In the context of the Movassaghi lab’s studies in complex alkaloid total synthesis, a particular unmet challenge in advance–stage functionalization of indoline substructures was identified. Specifically, the Yu group’s recent discoveries in position-selective mild functionalization of complex heterocycles offered an opportunity to provide a general solution to meta-selective derivatization of important indoline substructures. Given the presence of the privileged indoline substructure in many natural products, a general solution for this transformation would be of broad interest and could provide new and enabling synthetic disconnections. Joint efforts led by postdoctoral researcher Dr. Guo-Qiang Yang (Yu lab) and graduate student Petra Lindovska (Movassaghi lab) in combination with contributions from other members of the two research groups were launched between the Movassaghi and Yu labs to find a solution for region-selective functionalization of indoline and related heterocycles. Through extensive rational design and experimentation, they found that a new template attached to the indolyl nitrogen could direct Pd catalyst to reach the remote C-7 position and perform the C-H activation. This process was crucially accelerated by a mono-protected amino acid ligand (MPAA).

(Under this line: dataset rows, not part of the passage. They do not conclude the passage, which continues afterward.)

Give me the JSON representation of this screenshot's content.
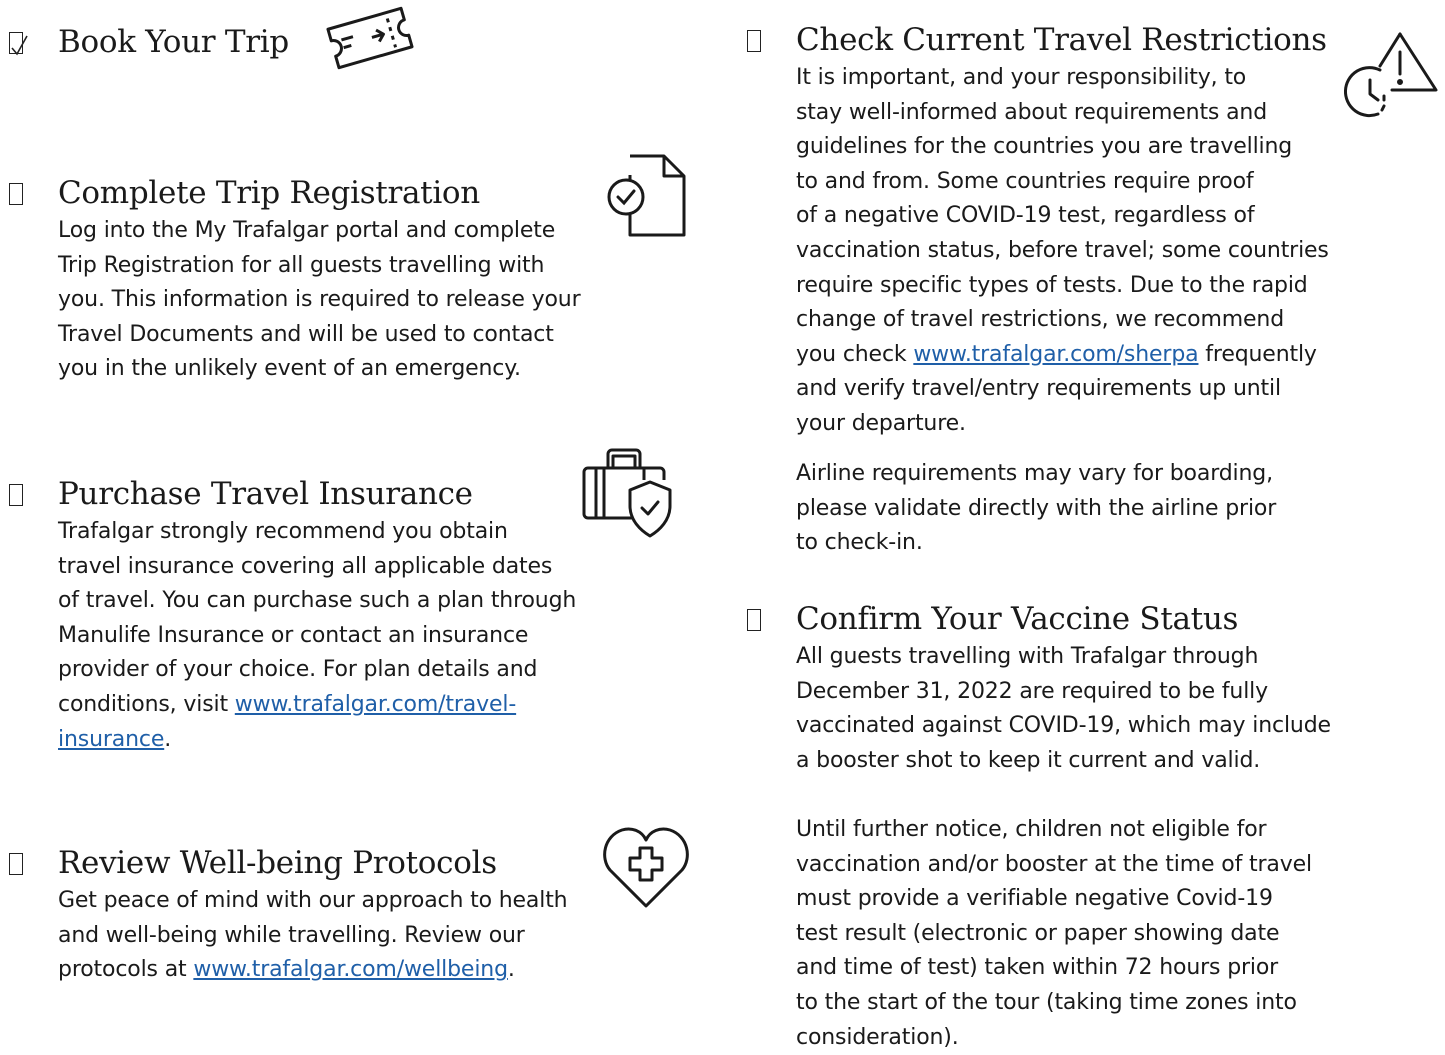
{
  "sections": [
    {
      "heading": "Book Your Trip",
      "checked": true,
      "icon": "ticket-icon"
    },
    {
      "heading": "Complete Trip Registration",
      "icon": "document-check-icon",
      "lines": [
        "Log into the My Trafalgar portal and complete",
        "Trip Registration for all guests travelling with",
        "you. This information is required to release your",
        "Travel Documents and will be used to contact",
        "you in the unlikely event of an emergency."
      ]
    },
    {
      "heading": "Purchase Travel Insurance",
      "icon": "suitcase-shield-icon",
      "lines": [
        "Trafalgar strongly recommend you obtain",
        "travel insurance covering all applicable dates",
        "of travel. You can purchase such a plan through",
        "Manulife Insurance or contact an insurance",
        "provider of your choice. For plan details and"
      ],
      "link_pre": "conditions, visit ",
      "link_part1": "www.trafalgar.com/travel-",
      "link_part2": "insurance",
      "link_post": "."
    },
    {
      "heading": "Review Well-being Protocols",
      "icon": "heart-cross-icon",
      "lines": [
        "Get peace of mind with our approach to health",
        "and well-being while travelling. Review our"
      ],
      "link_pre": "protocols at ",
      "link": "www.trafalgar.com/wellbeing",
      "link_post": "."
    },
    {
      "heading": "Check Current Travel Restrictions",
      "icon": "clock-warning-icon",
      "lines": [
        "It is important, and your responsibility, to",
        "stay well-informed about requirements and",
        "guidelines for the countries you are travelling",
        "to and from. Some countries require proof",
        "of a negative COVID-19 test, regardless of",
        "vaccination status, before travel; some countries",
        "require specific types of tests. Due to the rapid",
        "change of travel restrictions, we recommend"
      ],
      "link_pre": "you check ",
      "link": "www.trafalgar.com/sherpa",
      "link_post": " frequently",
      "lines_after": [
        "and verify travel/entry requirements up until",
        "your departure."
      ],
      "para2": [
        "Airline requirements may vary for boarding,",
        "please validate directly with the airline prior",
        "to check-in."
      ]
    },
    {
      "heading": "Confirm Your Vaccine Status",
      "lines": [
        "All guests travelling with Trafalgar through",
        "December 31, 2022 are required to be fully",
        "vaccinated against COVID-19, which may include",
        "a booster shot to keep it current and valid."
      ],
      "para2": [
        "Until further notice, children not eligible for",
        "vaccination and/or booster at the time of travel",
        "must provide a verifiable negative Covid-19",
        "test result (electronic or paper showing date",
        "and time of test) taken within 72 hours prior",
        "to the start of the tour (taking time zones into",
        "consideration)."
      ]
    }
  ]
}
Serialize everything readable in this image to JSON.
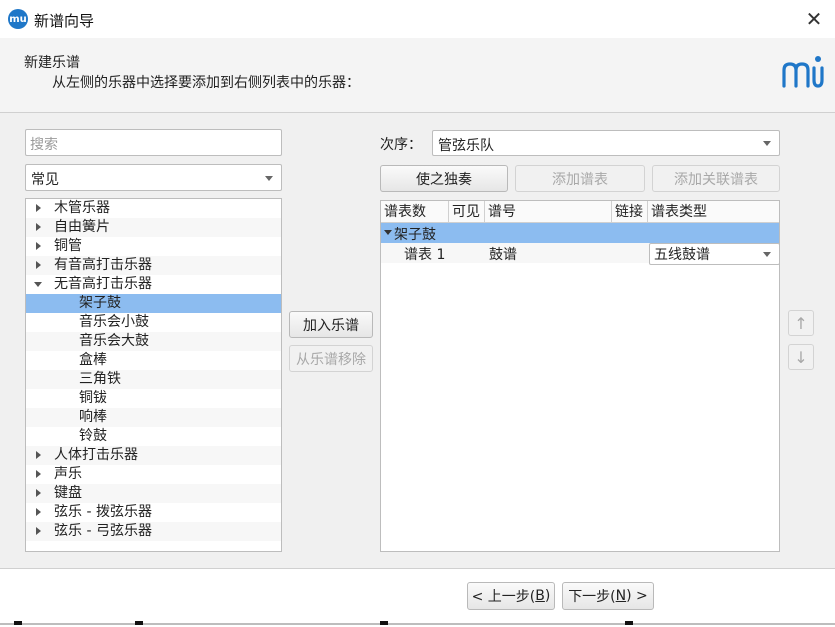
{
  "window": {
    "title": "新谱向导",
    "close_glyph": "✕",
    "app_icon_text": "mu"
  },
  "header": {
    "title": "新建乐谱",
    "subtitle": "从左侧的乐器中选择要添加到右侧列表中的乐器："
  },
  "left_panel": {
    "search_placeholder": "搜索",
    "category": "常见",
    "tree": [
      {
        "label": "木管乐器",
        "level": 0,
        "state": "collapsed"
      },
      {
        "label": "自由簧片",
        "level": 0,
        "state": "collapsed"
      },
      {
        "label": "铜管",
        "level": 0,
        "state": "collapsed"
      },
      {
        "label": "有音高打击乐器",
        "level": 0,
        "state": "collapsed"
      },
      {
        "label": "无音高打击乐器",
        "level": 0,
        "state": "expanded"
      },
      {
        "label": "架子鼓",
        "level": 1,
        "state": "selected"
      },
      {
        "label": "音乐会小鼓",
        "level": 1
      },
      {
        "label": "音乐会大鼓",
        "level": 1
      },
      {
        "label": "盒棒",
        "level": 1
      },
      {
        "label": "三角铁",
        "level": 1
      },
      {
        "label": "铜钹",
        "level": 1
      },
      {
        "label": "响棒",
        "level": 1
      },
      {
        "label": "铃鼓",
        "level": 1
      },
      {
        "label": "人体打击乐器",
        "level": 0,
        "state": "collapsed"
      },
      {
        "label": "声乐",
        "level": 0,
        "state": "collapsed"
      },
      {
        "label": "键盘",
        "level": 0,
        "state": "collapsed"
      },
      {
        "label": "弦乐 - 拨弦乐器",
        "level": 0,
        "state": "collapsed"
      },
      {
        "label": "弦乐 - 弓弦乐器",
        "level": 0,
        "state": "collapsed"
      }
    ]
  },
  "middle_buttons": {
    "add": "加入乐谱",
    "remove": "从乐谱移除"
  },
  "right_panel": {
    "order_label": "次序：",
    "order_value": "管弦乐队",
    "solo_button": "使之独奏",
    "add_staff_button": "添加谱表",
    "add_linked_staff_button": "添加关联谱表",
    "columns": [
      "谱表数",
      "可见",
      "谱号",
      "链接",
      "谱表类型"
    ],
    "group": {
      "name": "架子鼓"
    },
    "staff": {
      "name": "谱表 1",
      "clef": "鼓谱",
      "staff_type": "五线鼓谱"
    }
  },
  "arrows": {
    "up": "↑",
    "down": "↓"
  },
  "footer": {
    "back": {
      "prefix": "< 上一步(",
      "key": "B",
      "suffix": ")"
    },
    "next": {
      "prefix": "下一步(",
      "key": "N",
      "suffix": ") >"
    }
  }
}
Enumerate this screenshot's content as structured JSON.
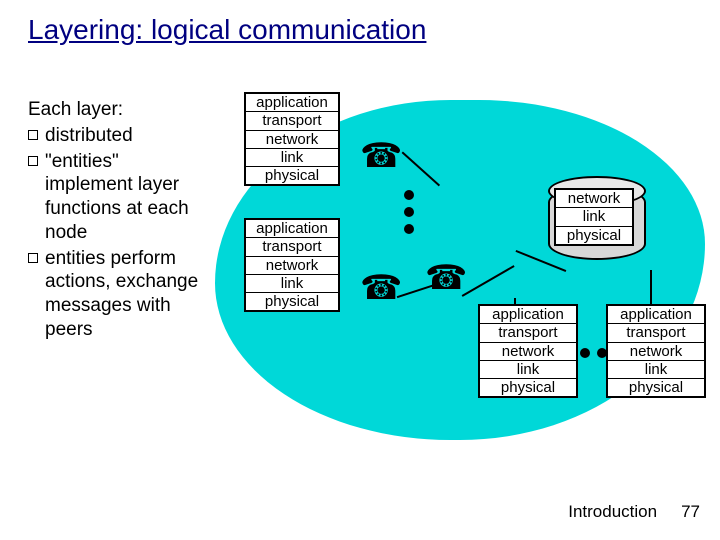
{
  "title": "Layering: logical communication",
  "bullets": {
    "lead": "Each layer:",
    "items": [
      "distributed",
      "\"entities\" implement layer functions at each node",
      "entities perform actions, exchange messages with peers"
    ]
  },
  "stacks": {
    "full": [
      "application",
      "transport",
      "network",
      "link",
      "physical"
    ],
    "three": [
      "network",
      "link",
      "physical"
    ]
  },
  "footer": {
    "section": "Introduction",
    "page": "77"
  }
}
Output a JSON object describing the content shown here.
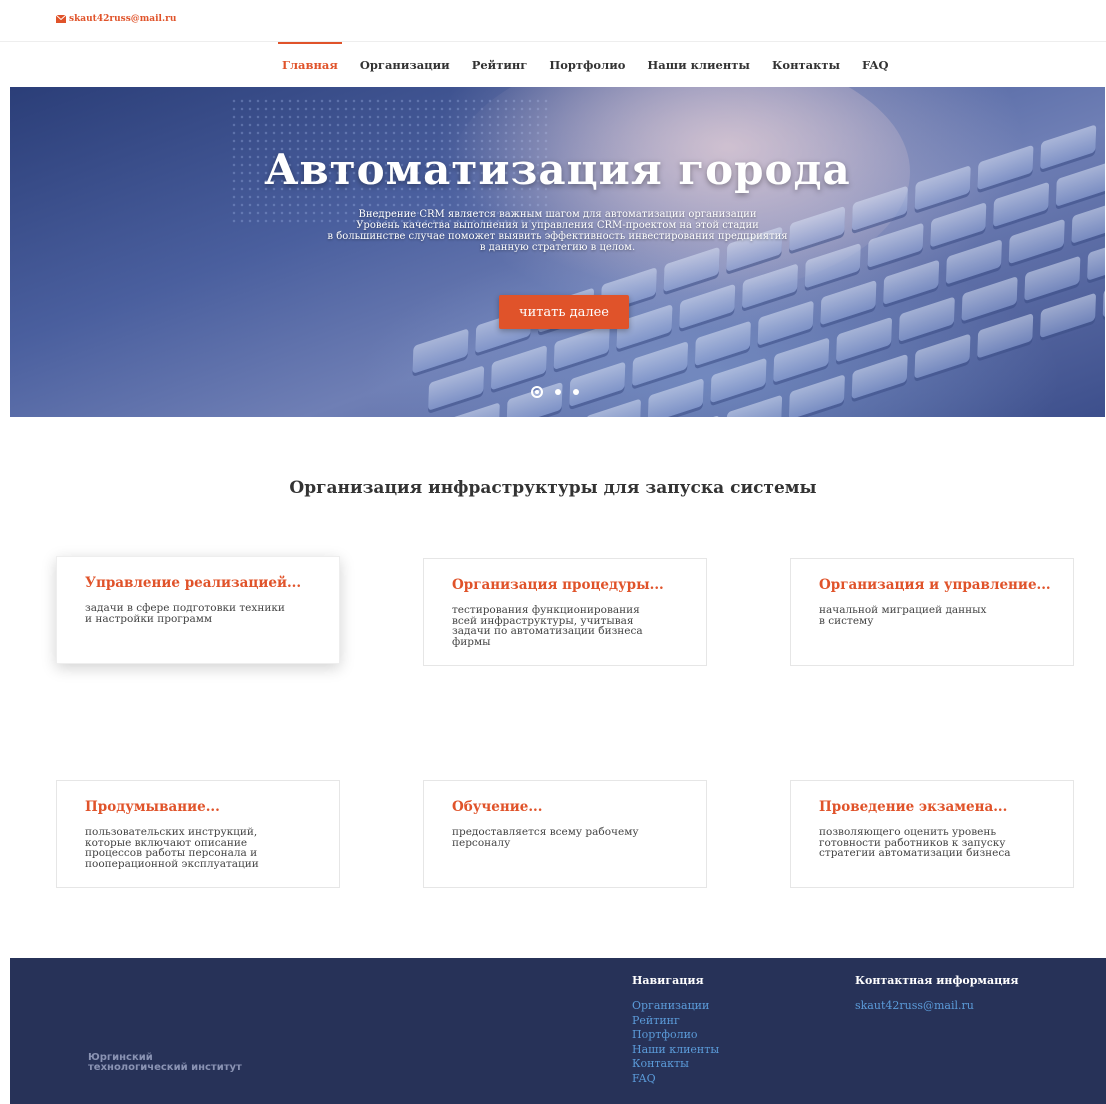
{
  "topbar": {
    "email": "skaut42russ@mail.ru"
  },
  "nav": {
    "items": [
      {
        "label": "Главная",
        "active": true
      },
      {
        "label": "Организации"
      },
      {
        "label": "Рейтинг"
      },
      {
        "label": "Портфолио"
      },
      {
        "label": "Наши клиенты"
      },
      {
        "label": "Контакты"
      },
      {
        "label": "FAQ"
      }
    ]
  },
  "hero": {
    "title": "Автоматизация города",
    "lead": [
      "Внедрение CRM является важным шагом для автоматизации организации",
      "Уровень качества выполнения и управления CRM-проектом на этой стадии",
      "в большинстве случае поможет выявить эффективность инвестирования предприятия",
      "в данную стратегию в целом."
    ],
    "button": "читать далее",
    "slides": 3,
    "active_slide": 1
  },
  "section": {
    "title": "Организация инфраструктуры для запуска системы",
    "cards": [
      {
        "title": "Управление реализацией...",
        "text": [
          "задачи в сфере подготовки техники",
          "и настройки программ"
        ]
      },
      {
        "title": "Организация процедуры...",
        "text": [
          "тестирования функционирования",
          "всей инфраструктуры, учитывая",
          "задачи по автоматизации бизнеса",
          "фирмы"
        ]
      },
      {
        "title": "Организация и управление...",
        "text": [
          "начальной миграцией данных",
          "в систему"
        ]
      },
      {
        "title": "Продумывание...",
        "text": [
          "пользовательских инструкций,",
          "которые включают описание",
          "процессов работы персонала и",
          "пооперационной эксплуатации"
        ]
      },
      {
        "title": "Обучение...",
        "text": [
          "предоставляется всему рабочему",
          "персоналу"
        ]
      },
      {
        "title": "Проведение экзамена...",
        "text": [
          "позволяющего оценить уровень",
          "готовности работников к запуску",
          "стратегии автоматизации бизнеса"
        ]
      }
    ]
  },
  "footer": {
    "logo": [
      "Юргинский",
      "технологический институт"
    ],
    "nav_title": "Навигация",
    "nav_links": [
      "Организации",
      "Рейтинг",
      "Портфолио",
      "Наши клиенты",
      "Контакты",
      "FAQ"
    ],
    "contact_title": "Контактная информация",
    "contact_email": "skaut42russ@mail.ru"
  },
  "colors": {
    "accent": "#e0532a",
    "footer_bg": "#273258",
    "link": "#5b9bd9"
  }
}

Currently, the two groups are developing and applying other transformations based on this remote selectivity to allow more rapid and efficient entry to a range of complex alkaloids.